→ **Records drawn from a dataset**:
####################
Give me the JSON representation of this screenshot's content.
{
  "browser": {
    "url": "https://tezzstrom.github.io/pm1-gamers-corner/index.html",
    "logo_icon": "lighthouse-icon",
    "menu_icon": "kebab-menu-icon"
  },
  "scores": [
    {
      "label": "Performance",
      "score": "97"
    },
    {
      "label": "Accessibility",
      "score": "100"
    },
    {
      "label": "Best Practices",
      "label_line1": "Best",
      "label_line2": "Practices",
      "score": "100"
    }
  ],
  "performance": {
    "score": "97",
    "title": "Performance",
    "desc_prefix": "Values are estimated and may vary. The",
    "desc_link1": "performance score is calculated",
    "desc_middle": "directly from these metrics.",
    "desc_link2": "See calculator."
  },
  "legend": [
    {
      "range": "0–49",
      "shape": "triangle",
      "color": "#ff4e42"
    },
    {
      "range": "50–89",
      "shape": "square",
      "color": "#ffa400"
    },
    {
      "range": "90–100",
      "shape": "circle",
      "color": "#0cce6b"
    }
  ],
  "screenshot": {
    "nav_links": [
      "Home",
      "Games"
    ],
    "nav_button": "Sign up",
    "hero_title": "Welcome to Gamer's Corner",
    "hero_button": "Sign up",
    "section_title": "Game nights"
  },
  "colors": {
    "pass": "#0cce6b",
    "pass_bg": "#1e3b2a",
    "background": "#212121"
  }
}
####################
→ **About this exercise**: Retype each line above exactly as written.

→ **Exercise output**:
Give me the JSON representation of this screenshot's content.
{
  "browser": {
    "url": "https://tezzstrom.github.io/pm1-gamers-corner/index.html",
    "logo_icon": "lighthouse-icon",
    "menu_icon": "kebab-menu-icon"
  },
  "scores": [
    {
      "label": "Performance",
      "score": "97"
    },
    {
      "label": "Accessibility",
      "score": "100"
    },
    {
      "label": "Best Practices",
      "label_line1": "Best",
      "label_line2": "Practices",
      "score": "100"
    }
  ],
  "performance": {
    "score": "97",
    "title": "Performance",
    "desc_prefix": "Values are estimated and may vary. The",
    "desc_link1": "performance score is calculated",
    "desc_middle": "directly from these metrics.",
    "desc_link2": "See calculator."
  },
  "legend": [
    {
      "range": "0–49",
      "shape": "triangle",
      "color": "#ff4e42"
    },
    {
      "range": "50–89",
      "shape": "square",
      "color": "#ffa400"
    },
    {
      "range": "90–100",
      "shape": "circle",
      "color": "#0cce6b"
    }
  ],
  "screenshot": {
    "nav_links": [
      "Home",
      "Games"
    ],
    "nav_button": "Sign up",
    "hero_title": "Welcome to Gamer's Corner",
    "hero_button": "Sign up",
    "section_title": "Game nights"
  },
  "colors": {
    "pass": "#0cce6b",
    "pass_bg": "#1e3b2a",
    "background": "#212121"
  }
}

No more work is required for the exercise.